At its December 7, 1992, meeting, the DOE-NIH Joint Subcommittee on the Human Genome approved the following sharing guidelines, developed from the DOE draft of September 1991.
The information and resources generated by the Human Genome Project have become substantial, and the interest in having access to them is widespread. It is therefore desirable to have a statement of philosophy concerning the sharing of these resources that can guide investigators who generate the resources as well as those who wish to use them.
A key issue for the Human Genome Project is how to promote and encourage the rapid sharing of materials and data that are produced, especially information that has not yet been published or may never be published in its entirety. Such sharing is essential for progress toward the goals of the program and to avoid unnecessary duplication. It is also desirable to make the fruits of genome research available to the scientific community as a whole as soon as possible to expedite research in other areas.
Although it is the policy of the Human Genome Project to maximize outreach to the scientific community, it is also necessary to give investigators time to verify the accuracy of their data and to gain some scientific advantage from the effort they have invested. Furthermore, in order to assure that novel ideas and inventions are rapidly developed to the benefit of the public, intellectual property protection may be needed for some of the data and materials.
After extensive discussion with the community of genome researchers, the advisors of the NIH and DOE genome programs have determined that consensus is developing around the concept that a 6-month period from the time the data or materials are generated to the time they are made available publicly is a reasonable maximum in almost all cases. More rapid sharing is encouraged.
Whenever possible, data should be deposited in public databases and materials in public repositories. Where appropriate repositories do not exist or are unable to accept the data or materials, investigators should accommodate requests to the extent possible.
The NIH and DOE genome programs have decided to require all applicants expecting to generate significant amounts of genome data or materials to describe in their application how and when they plan to make such data and materials available to the community. Grant solicitations will specify this requirement. These plans in each application will be reviewed in the course of peer review and by staff to assure they are reasonable and in conformity with program philosophy. If a grant is made, the applicant's sharing plans will become a condition of the award and compliance will be reviewed before continuation funding is provided. Progress reports will be asked to address the issue.
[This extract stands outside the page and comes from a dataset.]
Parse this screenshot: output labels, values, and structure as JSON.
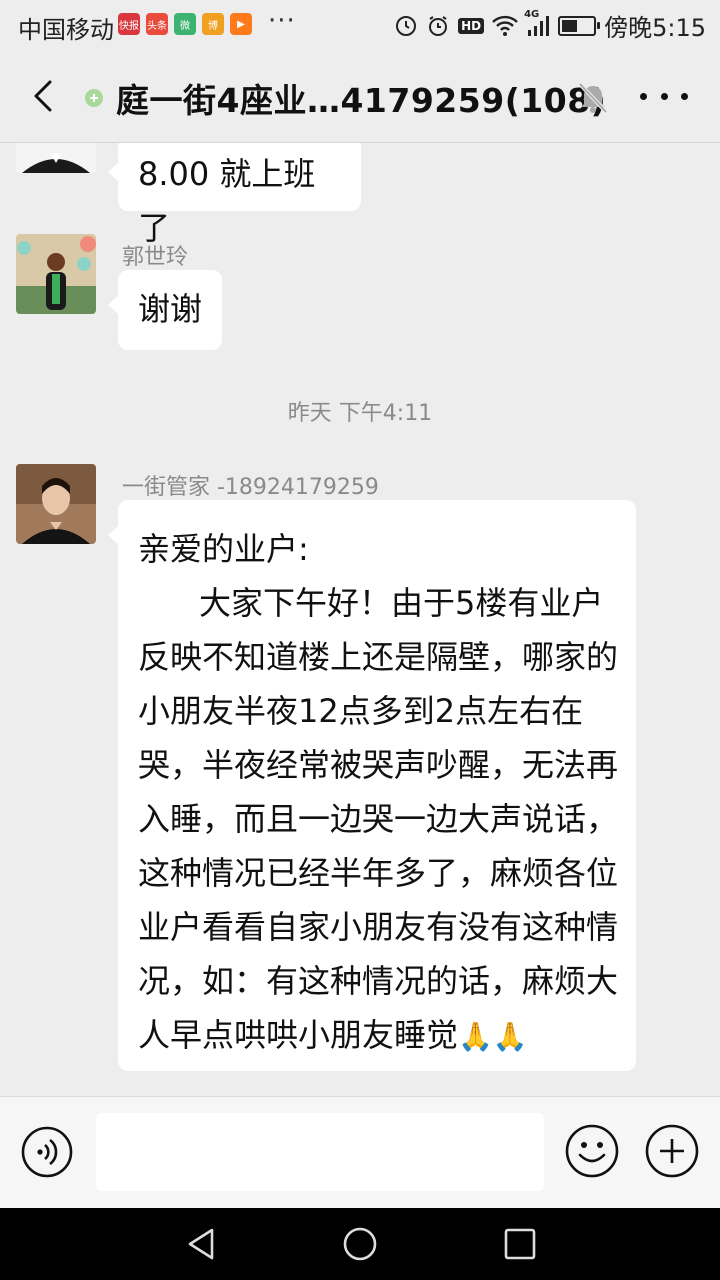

The electronic form of the newsletter may be cited in the following style:
Human Genome Program, U.S. Department of Energy, Human Genome News (v4n5).
The Human Genome Project (HGP) was an international 13-year effort, 1990 to 2003. Primary goals were to discover the complete set of human genes and make them accessible for further biological study, and determine the complete sequence of DNA bases in the human genome. See Timeline for more HGP history.